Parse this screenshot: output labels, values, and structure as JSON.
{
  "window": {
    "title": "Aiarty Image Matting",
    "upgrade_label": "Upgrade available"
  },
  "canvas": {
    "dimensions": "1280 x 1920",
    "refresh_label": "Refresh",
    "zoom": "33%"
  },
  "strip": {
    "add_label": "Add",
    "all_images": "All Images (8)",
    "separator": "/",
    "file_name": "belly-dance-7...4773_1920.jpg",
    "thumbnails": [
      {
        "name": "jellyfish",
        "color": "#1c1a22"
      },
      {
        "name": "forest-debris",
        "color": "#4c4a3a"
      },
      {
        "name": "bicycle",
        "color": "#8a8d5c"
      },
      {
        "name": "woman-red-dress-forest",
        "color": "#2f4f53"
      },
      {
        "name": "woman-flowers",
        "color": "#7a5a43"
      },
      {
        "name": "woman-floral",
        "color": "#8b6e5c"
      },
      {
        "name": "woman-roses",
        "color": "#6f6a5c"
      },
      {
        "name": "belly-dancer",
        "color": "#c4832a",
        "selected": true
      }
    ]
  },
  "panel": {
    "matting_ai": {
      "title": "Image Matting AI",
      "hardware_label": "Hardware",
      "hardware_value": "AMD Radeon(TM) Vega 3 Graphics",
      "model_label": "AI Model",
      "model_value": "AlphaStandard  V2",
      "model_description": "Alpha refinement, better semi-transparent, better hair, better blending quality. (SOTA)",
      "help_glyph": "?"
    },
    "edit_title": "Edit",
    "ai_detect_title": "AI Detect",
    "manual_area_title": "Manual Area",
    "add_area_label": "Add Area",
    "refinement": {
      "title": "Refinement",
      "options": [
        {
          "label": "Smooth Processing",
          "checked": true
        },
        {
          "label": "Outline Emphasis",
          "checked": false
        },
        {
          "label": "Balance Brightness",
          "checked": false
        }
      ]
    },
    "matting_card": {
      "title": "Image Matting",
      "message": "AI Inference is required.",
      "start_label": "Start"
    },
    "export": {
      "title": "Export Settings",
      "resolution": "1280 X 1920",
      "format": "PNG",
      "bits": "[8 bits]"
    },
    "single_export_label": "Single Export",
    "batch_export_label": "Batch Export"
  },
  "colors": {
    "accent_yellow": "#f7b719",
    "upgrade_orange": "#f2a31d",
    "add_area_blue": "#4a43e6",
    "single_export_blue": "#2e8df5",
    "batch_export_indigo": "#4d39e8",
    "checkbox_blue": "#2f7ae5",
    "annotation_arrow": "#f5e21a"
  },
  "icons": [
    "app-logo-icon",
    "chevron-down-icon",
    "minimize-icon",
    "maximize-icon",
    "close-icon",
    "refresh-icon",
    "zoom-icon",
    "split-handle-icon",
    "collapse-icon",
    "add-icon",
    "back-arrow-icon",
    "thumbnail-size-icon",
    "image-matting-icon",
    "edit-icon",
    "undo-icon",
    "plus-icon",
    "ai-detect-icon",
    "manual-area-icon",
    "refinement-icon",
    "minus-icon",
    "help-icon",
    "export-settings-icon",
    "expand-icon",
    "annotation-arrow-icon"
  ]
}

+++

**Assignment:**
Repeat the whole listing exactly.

**Completed exercise:**
Parse this screenshot: output labels, values, and structure as JSON.
{
  "window": {
    "title": "Aiarty Image Matting",
    "upgrade_label": "Upgrade available"
  },
  "canvas": {
    "dimensions": "1280 x 1920",
    "refresh_label": "Refresh",
    "zoom": "33%"
  },
  "strip": {
    "add_label": "Add",
    "all_images": "All Images (8)",
    "separator": "/",
    "file_name": "belly-dance-7...4773_1920.jpg",
    "thumbnails": [
      {
        "name": "jellyfish",
        "color": "#1c1a22"
      },
      {
        "name": "forest-debris",
        "color": "#4c4a3a"
      },
      {
        "name": "bicycle",
        "color": "#8a8d5c"
      },
      {
        "name": "woman-red-dress-forest",
        "color": "#2f4f53"
      },
      {
        "name": "woman-flowers",
        "color": "#7a5a43"
      },
      {
        "name": "woman-floral",
        "color": "#8b6e5c"
      },
      {
        "name": "woman-roses",
        "color": "#6f6a5c"
      },
      {
        "name": "belly-dancer",
        "color": "#c4832a",
        "selected": true
      }
    ]
  },
  "panel": {
    "matting_ai": {
      "title": "Image Matting AI",
      "hardware_label": "Hardware",
      "hardware_value": "AMD Radeon(TM) Vega 3 Graphics",
      "model_label": "AI Model",
      "model_value": "AlphaStandard  V2",
      "model_description": "Alpha refinement, better semi-transparent, better hair, better blending quality. (SOTA)",
      "help_glyph": "?"
    },
    "edit_title": "Edit",
    "ai_detect_title": "AI Detect",
    "manual_area_title": "Manual Area",
    "add_area_label": "Add Area",
    "refinement": {
      "title": "Refinement",
      "options": [
        {
          "label": "Smooth Processing",
          "checked": true
        },
        {
          "label": "Outline Emphasis",
          "checked": false
        },
        {
          "label": "Balance Brightness",
          "checked": false
        }
      ]
    },
    "matting_card": {
      "title": "Image Matting",
      "message": "AI Inference is required.",
      "start_label": "Start"
    },
    "export": {
      "title": "Export Settings",
      "resolution": "1280 X 1920",
      "format": "PNG",
      "bits": "[8 bits]"
    },
    "single_export_label": "Single Export",
    "batch_export_label": "Batch Export"
  },
  "colors": {
    "accent_yellow": "#f7b719",
    "upgrade_orange": "#f2a31d",
    "add_area_blue": "#4a43e6",
    "single_export_blue": "#2e8df5",
    "batch_export_indigo": "#4d39e8",
    "checkbox_blue": "#2f7ae5",
    "annotation_arrow": "#f5e21a"
  },
  "icons": [
    "app-logo-icon",
    "chevron-down-icon",
    "minimize-icon",
    "maximize-icon",
    "close-icon",
    "refresh-icon",
    "zoom-icon",
    "split-handle-icon",
    "collapse-icon",
    "add-icon",
    "back-arrow-icon",
    "thumbnail-size-icon",
    "image-matting-icon",
    "edit-icon",
    "undo-icon",
    "plus-icon",
    "ai-detect-icon",
    "manual-area-icon",
    "refinement-icon",
    "minus-icon",
    "help-icon",
    "export-settings-icon",
    "expand-icon",
    "annotation-arrow-icon"
  ]
}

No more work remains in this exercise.